- _Action item_:
Each record is to be copied exactly, with its pictures left behind.

- _Data_:
━━━━━━━━━━━━━━━━━━━━━━━━━━━━━━

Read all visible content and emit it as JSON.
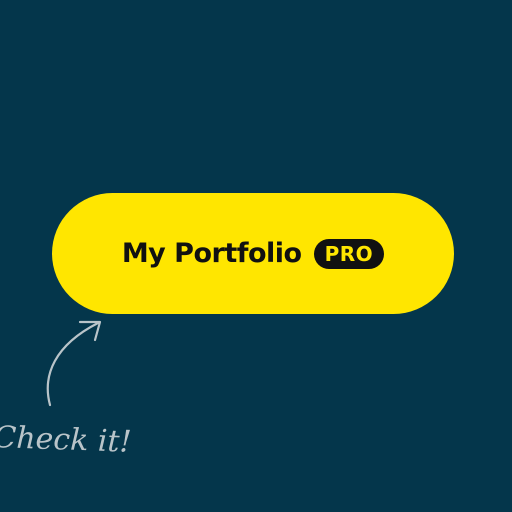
{
  "button": {
    "label": "My Portfolio",
    "badge": "PRO"
  },
  "annotation": {
    "text": "Check it!",
    "icon": "hand-drawn-arrow-icon"
  },
  "colors": {
    "background": "#04364b",
    "button_fill": "#ffe600",
    "button_text": "#111111",
    "badge_fill": "#111111",
    "badge_text": "#ffe600",
    "annotation": "#b9c4c9"
  }
}
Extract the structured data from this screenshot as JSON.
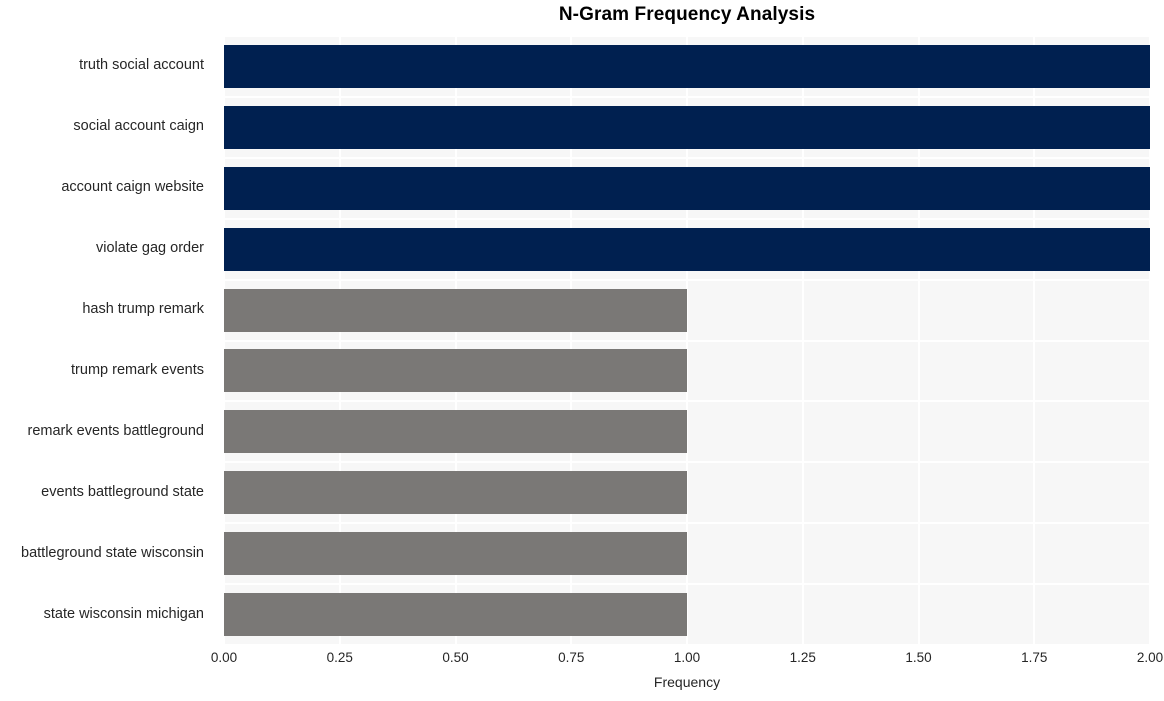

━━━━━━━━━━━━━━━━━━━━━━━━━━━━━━

- _Written answer_:
Read all visible content and emit it as JSON.
{
  "button": {
    "label": "My Portfolio",
    "badge": "PRO"
  },
  "annotation": {
    "text": "Check it!",
    "icon": "hand-drawn-arrow-icon"
  },
  "colors": {
    "background": "#04364b",
    "button_fill": "#ffe600",
    "button_text": "#111111",
    "badge_fill": "#111111",
    "badge_text": "#ffe600",
    "annotation": "#b9c4c9"
  }
}
Extract the structured data from this screenshot as JSON.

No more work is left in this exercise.